The ibises at Hermopolis, for instance, served as offerings to the god Thoth, as did the thousands of mummified baboons nearby.
At Saqqara, an ancient "city of the dead," some 10,000 cat mummies mark sacrifices to the goddess Bastet, Dr. Yurco said. Many of them were kittens whose necks had been twisted.
By about 700 B.C., huge animal cemeteries had sprung up across Egypt. Few animals escaped the carnage â€“ geese, lizards, scorpions, monkeys, and "just about every kind of critter you can think of," Dr. Yurco said.
Along with pets and animal offerings, sacred animals often ended up as mummies.
The ancient Egyptians believed that a god would inhabit an animal's body during its lifetime, then move on, dalai lama-like, to another body upon death. So the animal host received great mummy attention after its death.
The sacred bulls of the Apis cult got the most special treatment, as they were believed to be the physical manifestations of Osiris. They weren't eviscerated; their internal organs were probably dissolved with a turpentine enema and then removed, Dr. Ikram said. Tendons on the front legs were often cut so that the bull could repose, sphinxlike, in its coffin.

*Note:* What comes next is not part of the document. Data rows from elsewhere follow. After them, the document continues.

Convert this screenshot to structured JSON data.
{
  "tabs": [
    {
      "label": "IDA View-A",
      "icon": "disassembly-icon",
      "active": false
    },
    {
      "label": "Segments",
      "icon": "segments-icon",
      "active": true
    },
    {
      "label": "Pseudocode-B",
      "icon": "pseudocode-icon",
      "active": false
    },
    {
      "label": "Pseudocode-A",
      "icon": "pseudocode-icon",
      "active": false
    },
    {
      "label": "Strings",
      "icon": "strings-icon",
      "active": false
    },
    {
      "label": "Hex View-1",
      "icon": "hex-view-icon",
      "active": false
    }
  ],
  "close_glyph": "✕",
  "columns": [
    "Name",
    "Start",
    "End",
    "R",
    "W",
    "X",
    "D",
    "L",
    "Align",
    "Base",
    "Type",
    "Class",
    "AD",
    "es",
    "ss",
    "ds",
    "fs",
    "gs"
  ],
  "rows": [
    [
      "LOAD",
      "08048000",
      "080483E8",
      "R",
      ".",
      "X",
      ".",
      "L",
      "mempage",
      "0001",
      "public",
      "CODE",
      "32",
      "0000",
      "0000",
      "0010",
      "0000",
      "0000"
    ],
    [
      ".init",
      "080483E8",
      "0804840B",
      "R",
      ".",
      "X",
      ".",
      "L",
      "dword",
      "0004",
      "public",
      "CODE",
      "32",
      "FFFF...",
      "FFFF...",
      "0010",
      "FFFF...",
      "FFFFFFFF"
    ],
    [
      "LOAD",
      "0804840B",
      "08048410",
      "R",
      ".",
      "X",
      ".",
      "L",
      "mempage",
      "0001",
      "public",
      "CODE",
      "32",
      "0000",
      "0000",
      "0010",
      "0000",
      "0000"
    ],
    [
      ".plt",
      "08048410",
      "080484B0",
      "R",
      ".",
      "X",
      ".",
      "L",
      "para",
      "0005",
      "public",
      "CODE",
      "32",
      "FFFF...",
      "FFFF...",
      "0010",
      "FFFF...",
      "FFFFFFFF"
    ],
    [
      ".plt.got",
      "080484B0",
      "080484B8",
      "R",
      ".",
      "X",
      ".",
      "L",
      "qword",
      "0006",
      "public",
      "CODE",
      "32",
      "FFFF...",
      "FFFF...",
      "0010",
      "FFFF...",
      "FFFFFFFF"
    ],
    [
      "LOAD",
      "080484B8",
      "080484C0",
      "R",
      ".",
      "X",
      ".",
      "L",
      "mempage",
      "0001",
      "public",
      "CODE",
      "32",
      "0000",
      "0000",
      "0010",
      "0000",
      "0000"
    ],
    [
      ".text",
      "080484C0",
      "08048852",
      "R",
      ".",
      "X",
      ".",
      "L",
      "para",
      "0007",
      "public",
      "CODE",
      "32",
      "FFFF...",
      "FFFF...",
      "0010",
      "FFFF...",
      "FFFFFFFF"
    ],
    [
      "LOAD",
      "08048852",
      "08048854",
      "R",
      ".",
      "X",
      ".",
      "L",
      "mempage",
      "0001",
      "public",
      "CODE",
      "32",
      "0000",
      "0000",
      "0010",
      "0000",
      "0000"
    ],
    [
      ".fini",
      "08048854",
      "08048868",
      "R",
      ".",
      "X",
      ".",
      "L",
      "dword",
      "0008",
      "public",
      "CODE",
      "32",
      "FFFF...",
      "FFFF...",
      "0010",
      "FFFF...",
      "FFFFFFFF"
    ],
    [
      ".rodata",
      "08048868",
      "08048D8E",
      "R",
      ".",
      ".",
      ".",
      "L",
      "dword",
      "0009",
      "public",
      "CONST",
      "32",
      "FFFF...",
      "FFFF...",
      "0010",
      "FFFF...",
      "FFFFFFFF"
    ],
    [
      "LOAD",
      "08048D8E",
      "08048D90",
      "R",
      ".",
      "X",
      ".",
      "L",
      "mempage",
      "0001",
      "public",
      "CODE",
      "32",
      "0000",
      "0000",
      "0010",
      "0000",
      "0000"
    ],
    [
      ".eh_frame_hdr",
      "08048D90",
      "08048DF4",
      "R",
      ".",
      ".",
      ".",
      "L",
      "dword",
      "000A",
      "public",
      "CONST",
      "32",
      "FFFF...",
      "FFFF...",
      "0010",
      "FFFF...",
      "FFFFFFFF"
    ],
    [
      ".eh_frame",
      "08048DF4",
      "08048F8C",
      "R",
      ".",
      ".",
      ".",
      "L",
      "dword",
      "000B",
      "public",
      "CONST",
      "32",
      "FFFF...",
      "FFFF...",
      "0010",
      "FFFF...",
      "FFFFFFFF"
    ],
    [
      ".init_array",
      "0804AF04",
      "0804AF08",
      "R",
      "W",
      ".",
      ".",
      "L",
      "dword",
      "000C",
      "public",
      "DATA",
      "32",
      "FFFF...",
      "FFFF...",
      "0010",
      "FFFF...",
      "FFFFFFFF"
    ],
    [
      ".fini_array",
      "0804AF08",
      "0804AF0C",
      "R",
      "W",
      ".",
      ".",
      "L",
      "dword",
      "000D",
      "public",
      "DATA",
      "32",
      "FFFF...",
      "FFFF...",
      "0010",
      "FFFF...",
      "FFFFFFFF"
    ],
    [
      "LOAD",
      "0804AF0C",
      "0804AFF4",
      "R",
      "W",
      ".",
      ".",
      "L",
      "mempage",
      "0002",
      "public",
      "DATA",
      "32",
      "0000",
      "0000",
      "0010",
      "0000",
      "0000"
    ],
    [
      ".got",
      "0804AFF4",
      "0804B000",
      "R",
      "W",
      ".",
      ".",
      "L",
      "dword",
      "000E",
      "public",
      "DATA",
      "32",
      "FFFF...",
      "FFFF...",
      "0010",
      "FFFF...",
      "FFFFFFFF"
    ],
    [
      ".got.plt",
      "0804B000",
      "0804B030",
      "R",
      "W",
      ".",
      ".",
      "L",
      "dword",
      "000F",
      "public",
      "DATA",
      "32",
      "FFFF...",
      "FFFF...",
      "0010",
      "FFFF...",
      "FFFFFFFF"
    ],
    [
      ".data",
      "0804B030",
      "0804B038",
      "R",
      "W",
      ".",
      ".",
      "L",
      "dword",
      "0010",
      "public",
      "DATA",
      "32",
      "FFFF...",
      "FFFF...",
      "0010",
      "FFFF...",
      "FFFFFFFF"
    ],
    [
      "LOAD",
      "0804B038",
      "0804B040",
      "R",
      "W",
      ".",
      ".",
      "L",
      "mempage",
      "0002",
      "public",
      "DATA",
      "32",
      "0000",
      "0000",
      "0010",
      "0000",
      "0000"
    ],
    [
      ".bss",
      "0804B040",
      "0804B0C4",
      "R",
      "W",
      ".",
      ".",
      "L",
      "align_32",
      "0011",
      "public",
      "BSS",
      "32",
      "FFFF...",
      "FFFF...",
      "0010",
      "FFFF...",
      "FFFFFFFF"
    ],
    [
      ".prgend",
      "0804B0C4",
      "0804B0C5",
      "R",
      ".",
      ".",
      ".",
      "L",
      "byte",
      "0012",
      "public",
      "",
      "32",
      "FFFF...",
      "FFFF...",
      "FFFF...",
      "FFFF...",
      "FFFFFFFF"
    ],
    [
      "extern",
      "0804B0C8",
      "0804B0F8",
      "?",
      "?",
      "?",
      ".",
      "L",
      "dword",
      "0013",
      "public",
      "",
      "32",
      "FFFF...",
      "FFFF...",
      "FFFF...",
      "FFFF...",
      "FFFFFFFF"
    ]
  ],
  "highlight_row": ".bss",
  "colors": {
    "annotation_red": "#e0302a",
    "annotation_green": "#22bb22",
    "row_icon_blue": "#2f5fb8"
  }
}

Crocodile cults also mummified their idols. The Cairo Museum collection includes an impressive gilded crocodile mummy nearly 19 feet long, Dr. Ikram said. Ancient authors, like Herodotus, described how sacred crocodile mummies were often decorated with earrings and bracelets. But scientists have yet to discover any such fashionable crocs, Dr. Ikram said.
A fourth category of mummies involved animal parts meant to serve as food for humans. These "victual mummies" were buried in tombs alongside humans, rather than in their own sacred cemeteries, Dr. Yurco said.
X-rays of some shapeless mummy bundles have revealed scrumptious-looking ducks, oxtails, and entire sides of beef ribs inside, Dr. Ikram said. Joints of meat were prepared as if ready for cooking.
"The ancient Egyptians must have been as fond of barbecue as we are today," she said.
While most mummy bundles contain at least an animal body, others are completely empty.
Some elaborately wrapped bundles turn out to contain a twig or single bone of the creature they are meant to represent. Some cat mummies contain cow bones.
Hawk mummies, in particular, are usually fakes â€“ perhaps a reflection of how hard it was to catch the birds, Dr. Ikram suggested. Other mummy-makers apparently cut corners, skipping the expensive and time-consuming steps of actually preserving the body.
And X-rays of one crocodile mummy revealed that it had been put in backward, its head tucked in the tail wrappings, she said.
"Clearly someone was having a bit of a gossip when they were doing their wrapping."